MANILA — In 1993, the government of Nepal signed into law the Motor Vehicles and Transport Management Act, which bans smoking in public transportation. That was followed by the ratification of the World Health Organization’s Framework Convention on Tobacco Control in 2006 banning advertisement and mandating warning labels, and the 2011 passage of comprehensive tobacco control law that covers a number of these provisions, including an expansion of the smoking ban to a number of public spaces, as well as in the workplace.
Good policy doesn’t always ensure effective implementation however.
The Partnership for Healthy Cities was launched as part of Michael Bloomberg's appointment as World Health Organization global ambassador for noncommunicable diseases. But it has much to reveal about how Bloomberg's foundation works in the area of public health.
About 18.5 percent of the respondents in the 2013 Noncommunicable Diseases Risk Factors STEPS Survey in Nepal smoke tobacco, while 17.8 percent consume smokeless tobacco, such as khaini, which is a combination of dried tobacco leaves, lime paste, and betel nut.
Meanwhile, the Nepal Demographic and Health Survey of 2016 found that 16.5 percent of Nepal’s population aged 15 years and older are using tobacco.
Neither survey gives a breakdown of tobacco usage per city, but it underscores the difficulty of enforcing existing tobacco control regulations, said Kathmandu Mayor Bidya Sundar Shakya. Shakya says tobacco use is a “major problem” in the country, and has social, environmental, economic, and health implications. Tobacco is a common risk factor for cardiovascular and chronic respiratory diseases as well as cancers, including lung cancer.
In 2016, according to the latest Tobacco Atlas, 15.68 percent of men, and 14.14 percent of women died from tobacco-related illness.
But in his city, Shakya has an ambition: To achieve an 85 percent compliance rate with smoking bans at work and in public spaces within the year, and eventually, make the city smoke free.
To do that, he is currently seeking support under Bloomberg Philanthropies’ Partnership for Healthy Cities to explore the different ways to effectively enforce the law, such as building the capacities of enforcement agencies; engaging consumer associations, shopping centers, and the hotel and restaurant industry; mobilizing the media in an information drive; boosting the city’s compliance monitoring and implementation; and ramping up support from council members across the city’s 32 wards.
Shakya is under no illusion it will be easy, however.
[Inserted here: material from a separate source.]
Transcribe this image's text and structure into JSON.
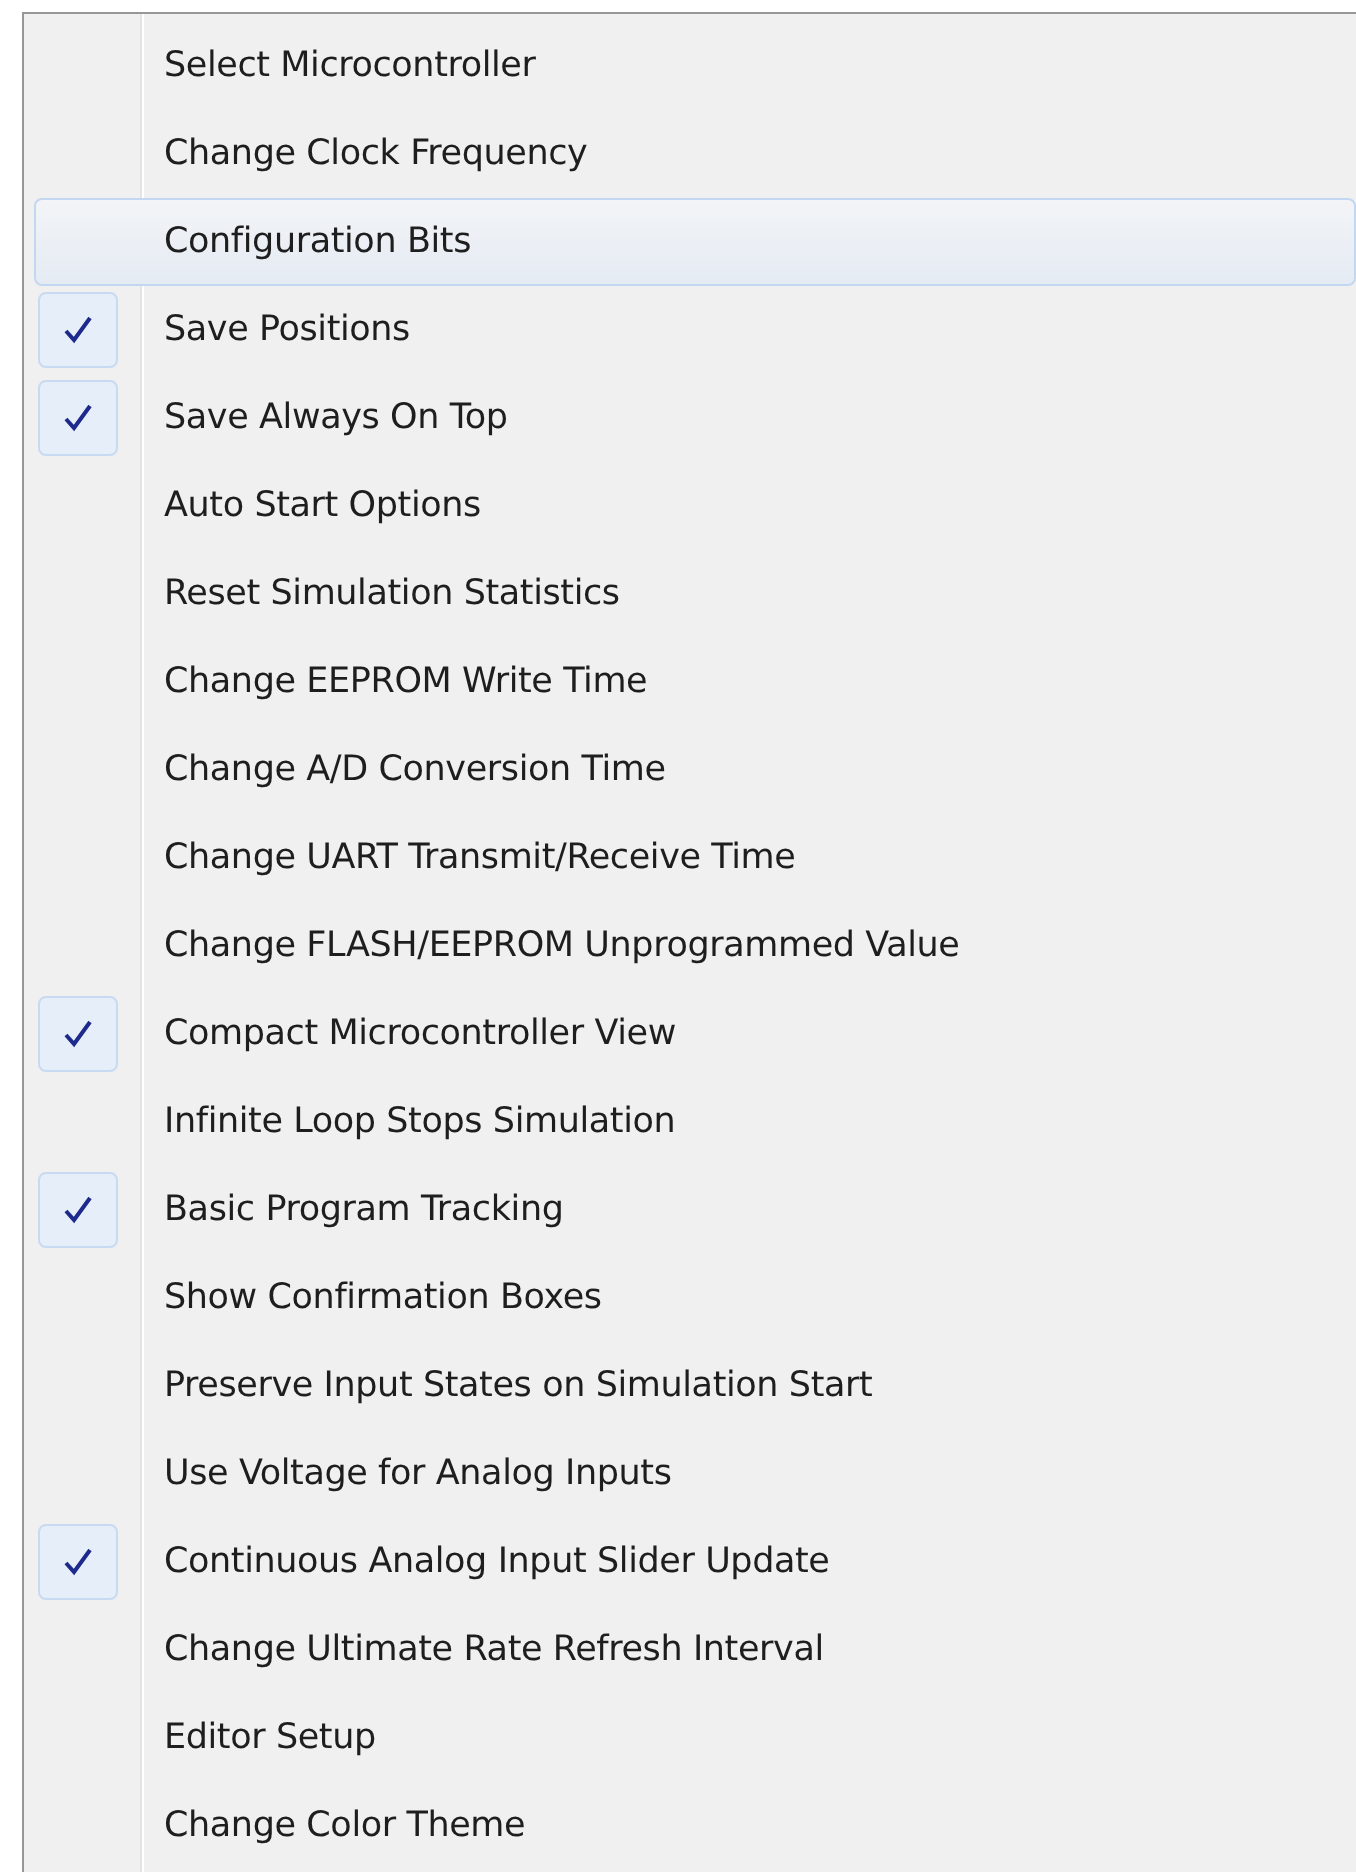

Such sweeping reforms will take time, consistent effort, and the development of the right enabling environment.
Some people in Kathmandu have tried — but failed — to quit smoking or using tobacco, he said, due to lack of a suitable environment. People’s changed behavior is also going to be key.
See more from this miniseries:
“Unless the people themselves change their attitude or judgment towards the negative results of tobacco use, implementation of the law alone will not suffice in the control of smoking and tobacco use,” the mayor said.
This is part of a miniseries on how cities are tackling NCDs in the line up to the third United Nations high-level meeting on NCDs. The cities featured here are all part of Bloomberg Philanthropies’ Partnership for Healthy Cities.
For more coverage of NCDs, visit the Taking the Pulse series here.